Attila so hated Aquileia he wanted everyone there dead and its buildings completely and utterly destroyed, its name lost and all memory of it obliterated. He almost succeeded.
The few people who survived his onslaught, if not used as slaves, fled in horror to mountain villages and encampments in the marshy lagoons not far away. From the survivors who ran into the marshes, we were gifted great Venice.
The buildings were completely wrecked, not that they were in the fair state they once held when the Romans first developed Aquileia into a rich and bustling seaport – the Venice-and-Trieste of its time. Others had attacked Aquileia before. The city was still important at the end of Empire; the Christians had their Patriarch there, almost as influential as Rome and Constantinople. The Emperor would visit also, to stay in the palace that in time would become part of the fabric of the church.
The legend is that Attila, as a young boy and held as hostage by the Romans for the good behavior of his father, was held in Aquileia. He hated his imprisonment, learned everything he could about Roman ways, then later set on its obliteration.
What you can see now are the grimly few pickings of a city that once housed possibly 100,000 people – a very big city in ancient times. Most wondrous is the port area, where they pooled the incoming rivers so that large sea going vessels could be steered in and berthed. You can see how Aquileia’s fate changed, as they built stone towers on the wharf to keep assailants at bay. The palace is now a green field with two scant columns as markers. The Forum is neatly dissected by today’s main road.
Most interesting is the old cathedral, one of the oldest basilicas in Europe. Its main floor is made of the mosaics taken from Roman era villas nearby. Just a little younger is the nearby convent of St Maria, the museum housed in one of the oldest Christian churches in Europe. One of the very few things to survive Attila – you can still see burn marks in a corner of the floor.

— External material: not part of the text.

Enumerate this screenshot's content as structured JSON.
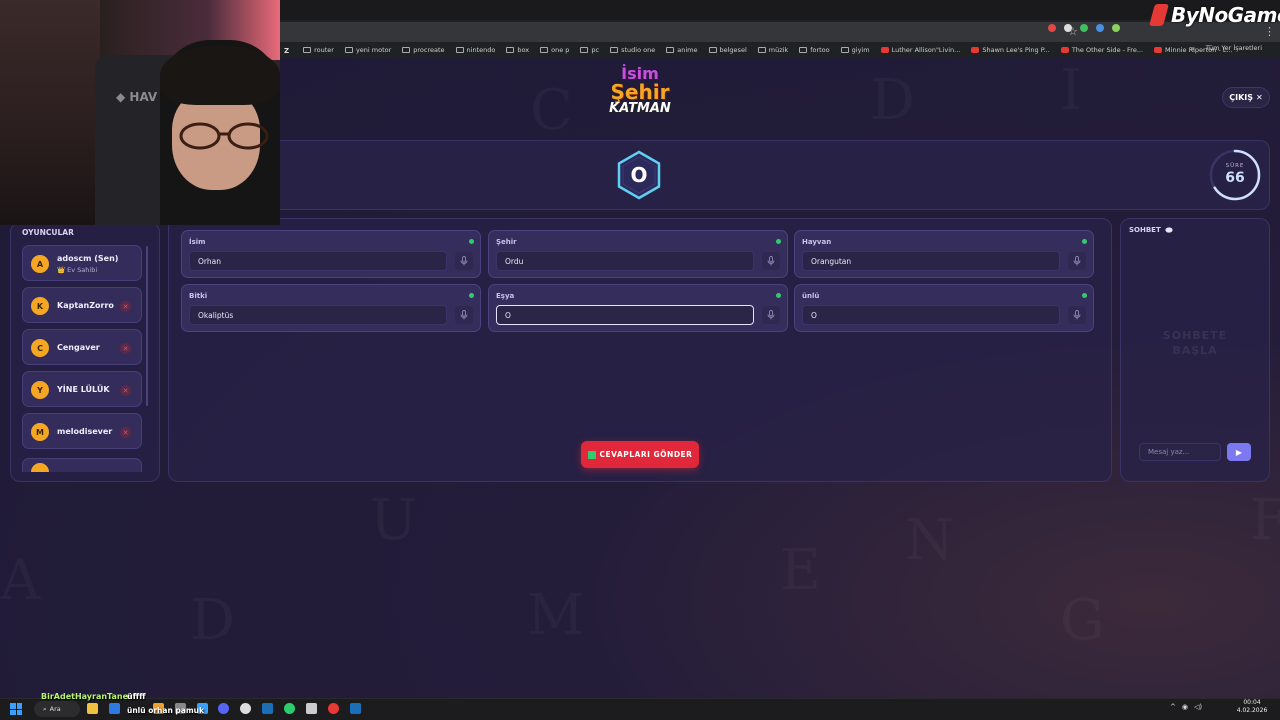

Aquileia is easy to get to if you are near Venice or Rome. It is worth the visit, simply to walk about and imagine what was, and how easily lost. Oh yes, and there’s a really great pasticceria called Mosaico that specializes in home made cakes, jams and chocolate confections just by the cathedral. You have to stop for that!
Article, photograph © Carl Ottersen